- [Task item]
All the entries that follow are to be returned exactly.

- [Provided records]

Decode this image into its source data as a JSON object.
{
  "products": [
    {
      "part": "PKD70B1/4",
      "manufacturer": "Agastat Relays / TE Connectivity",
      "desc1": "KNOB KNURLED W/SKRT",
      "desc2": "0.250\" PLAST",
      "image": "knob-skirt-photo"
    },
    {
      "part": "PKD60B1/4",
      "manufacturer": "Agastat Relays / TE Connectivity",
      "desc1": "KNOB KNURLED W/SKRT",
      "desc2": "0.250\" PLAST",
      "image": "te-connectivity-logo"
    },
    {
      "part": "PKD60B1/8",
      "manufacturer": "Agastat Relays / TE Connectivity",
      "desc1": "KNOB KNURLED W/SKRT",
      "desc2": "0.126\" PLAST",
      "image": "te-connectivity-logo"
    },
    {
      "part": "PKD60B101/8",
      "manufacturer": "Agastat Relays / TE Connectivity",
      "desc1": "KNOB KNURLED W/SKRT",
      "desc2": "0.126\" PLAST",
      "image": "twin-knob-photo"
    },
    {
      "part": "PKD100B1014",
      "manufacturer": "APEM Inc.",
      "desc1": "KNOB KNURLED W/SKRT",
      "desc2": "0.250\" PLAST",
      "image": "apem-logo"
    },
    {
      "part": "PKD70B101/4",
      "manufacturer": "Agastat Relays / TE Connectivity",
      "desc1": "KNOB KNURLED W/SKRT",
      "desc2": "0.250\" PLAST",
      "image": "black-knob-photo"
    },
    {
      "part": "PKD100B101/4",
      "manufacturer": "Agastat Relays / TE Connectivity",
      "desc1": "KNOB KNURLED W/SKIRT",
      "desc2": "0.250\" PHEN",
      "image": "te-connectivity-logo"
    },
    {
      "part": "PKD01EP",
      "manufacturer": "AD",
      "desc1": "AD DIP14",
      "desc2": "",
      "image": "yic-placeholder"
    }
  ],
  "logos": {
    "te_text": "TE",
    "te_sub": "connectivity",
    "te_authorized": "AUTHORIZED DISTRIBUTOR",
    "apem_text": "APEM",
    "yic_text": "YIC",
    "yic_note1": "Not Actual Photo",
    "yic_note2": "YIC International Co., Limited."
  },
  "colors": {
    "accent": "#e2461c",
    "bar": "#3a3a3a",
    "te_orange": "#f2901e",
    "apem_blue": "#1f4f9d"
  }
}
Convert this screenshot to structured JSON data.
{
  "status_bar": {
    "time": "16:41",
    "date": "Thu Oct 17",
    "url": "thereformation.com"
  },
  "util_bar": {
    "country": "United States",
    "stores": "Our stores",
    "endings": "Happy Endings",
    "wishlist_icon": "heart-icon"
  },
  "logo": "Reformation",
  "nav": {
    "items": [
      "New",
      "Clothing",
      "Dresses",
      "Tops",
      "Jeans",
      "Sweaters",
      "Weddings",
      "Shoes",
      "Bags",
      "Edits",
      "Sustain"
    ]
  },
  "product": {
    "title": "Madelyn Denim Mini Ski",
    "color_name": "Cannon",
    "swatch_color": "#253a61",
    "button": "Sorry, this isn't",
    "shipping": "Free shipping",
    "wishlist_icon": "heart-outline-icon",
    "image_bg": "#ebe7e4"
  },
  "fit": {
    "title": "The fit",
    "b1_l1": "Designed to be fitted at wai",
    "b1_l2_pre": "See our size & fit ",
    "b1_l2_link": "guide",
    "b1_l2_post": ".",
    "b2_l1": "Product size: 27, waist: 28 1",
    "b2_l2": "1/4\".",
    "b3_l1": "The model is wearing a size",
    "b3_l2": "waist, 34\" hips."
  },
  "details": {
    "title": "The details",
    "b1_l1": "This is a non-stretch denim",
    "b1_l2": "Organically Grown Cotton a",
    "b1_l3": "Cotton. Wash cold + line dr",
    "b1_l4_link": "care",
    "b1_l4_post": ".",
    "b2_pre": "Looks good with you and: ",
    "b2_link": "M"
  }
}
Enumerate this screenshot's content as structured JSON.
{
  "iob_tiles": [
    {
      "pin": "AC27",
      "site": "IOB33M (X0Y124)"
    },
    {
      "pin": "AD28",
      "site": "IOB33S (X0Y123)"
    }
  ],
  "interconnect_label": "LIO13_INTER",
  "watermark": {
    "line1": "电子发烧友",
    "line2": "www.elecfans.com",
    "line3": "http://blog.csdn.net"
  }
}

- [The answer]
Decode this image into its source data as a JSON object.
{
  "products": [
    {
      "part": "PKD70B1/4",
      "manufacturer": "Agastat Relays / TE Connectivity",
      "desc1": "KNOB KNURLED W/SKRT",
      "desc2": "0.250\" PLAST",
      "image": "knob-skirt-photo"
    },
    {
      "part": "PKD60B1/4",
      "manufacturer": "Agastat Relays / TE Connectivity",
      "desc1": "KNOB KNURLED W/SKRT",
      "desc2": "0.250\" PLAST",
      "image": "te-connectivity-logo"
    },
    {
      "part": "PKD60B1/8",
      "manufacturer": "Agastat Relays / TE Connectivity",
      "desc1": "KNOB KNURLED W/SKRT",
      "desc2": "0.126\" PLAST",
      "image": "te-connectivity-logo"
    },
    {
      "part": "PKD60B101/8",
      "manufacturer": "Agastat Relays / TE Connectivity",
      "desc1": "KNOB KNURLED W/SKRT",
      "desc2": "0.126\" PLAST",
      "image": "twin-knob-photo"
    },
    {
      "part": "PKD100B1014",
      "manufacturer": "APEM Inc.",
      "desc1": "KNOB KNURLED W/SKRT",
      "desc2": "0.250\" PLAST",
      "image": "apem-logo"
    },
    {
      "part": "PKD70B101/4",
      "manufacturer": "Agastat Relays / TE Connectivity",
      "desc1": "KNOB KNURLED W/SKRT",
      "desc2": "0.250\" PLAST",
      "image": "black-knob-photo"
    },
    {
      "part": "PKD100B101/4",
      "manufacturer": "Agastat Relays / TE Connectivity",
      "desc1": "KNOB KNURLED W/SKIRT",
      "desc2": "0.250\" PHEN",
      "image": "te-connectivity-logo"
    },
    {
      "part": "PKD01EP",
      "manufacturer": "AD",
      "desc1": "AD DIP14",
      "desc2": "",
      "image": "yic-placeholder"
    }
  ],
  "logos": {
    "te_text": "TE",
    "te_sub": "connectivity",
    "te_authorized": "AUTHORIZED DISTRIBUTOR",
    "apem_text": "APEM",
    "yic_text": "YIC",
    "yic_note1": "Not Actual Photo",
    "yic_note2": "YIC International Co., Limited."
  },
  "colors": {
    "accent": "#e2461c",
    "bar": "#3a3a3a",
    "te_orange": "#f2901e",
    "apem_blue": "#1f4f9d"
  }
}
Convert this screenshot to structured JSON data.
{
  "status_bar": {
    "time": "16:41",
    "date": "Thu Oct 17",
    "url": "thereformation.com"
  },
  "util_bar": {
    "country": "United States",
    "stores": "Our stores",
    "endings": "Happy Endings",
    "wishlist_icon": "heart-icon"
  },
  "logo": "Reformation",
  "nav": {
    "items": [
      "New",
      "Clothing",
      "Dresses",
      "Tops",
      "Jeans",
      "Sweaters",
      "Weddings",
      "Shoes",
      "Bags",
      "Edits",
      "Sustain"
    ]
  },
  "product": {
    "title": "Madelyn Denim Mini Ski",
    "color_name": "Cannon",
    "swatch_color": "#253a61",
    "button": "Sorry, this isn't",
    "shipping": "Free shipping",
    "wishlist_icon": "heart-outline-icon",
    "image_bg": "#ebe7e4"
  },
  "fit": {
    "title": "The fit",
    "b1_l1": "Designed to be fitted at wai",
    "b1_l2_pre": "See our size & fit ",
    "b1_l2_link": "guide",
    "b1_l2_post": ".",
    "b2_l1": "Product size: 27, waist: 28 1",
    "b2_l2": "1/4\".",
    "b3_l1": "The model is wearing a size",
    "b3_l2": "waist, 34\" hips."
  },
  "details": {
    "title": "The details",
    "b1_l1": "This is a non-stretch denim",
    "b1_l2": "Organically Grown Cotton a",
    "b1_l3": "Cotton. Wash cold + line dr",
    "b1_l4_link": "care",
    "b1_l4_post": ".",
    "b2_pre": "Looks good with you and: ",
    "b2_link": "M"
  }
}
Enumerate this screenshot's content as structured JSON.
{
  "iob_tiles": [
    {
      "pin": "AC27",
      "site": "IOB33M (X0Y124)"
    },
    {
      "pin": "AD28",
      "site": "IOB33S (X0Y123)"
    }
  ],
  "interconnect_label": "LIO13_INTER",
  "watermark": {
    "line1": "电子发烧友",
    "line2": "www.elecfans.com",
    "line3": "http://blog.csdn.net"
  }
}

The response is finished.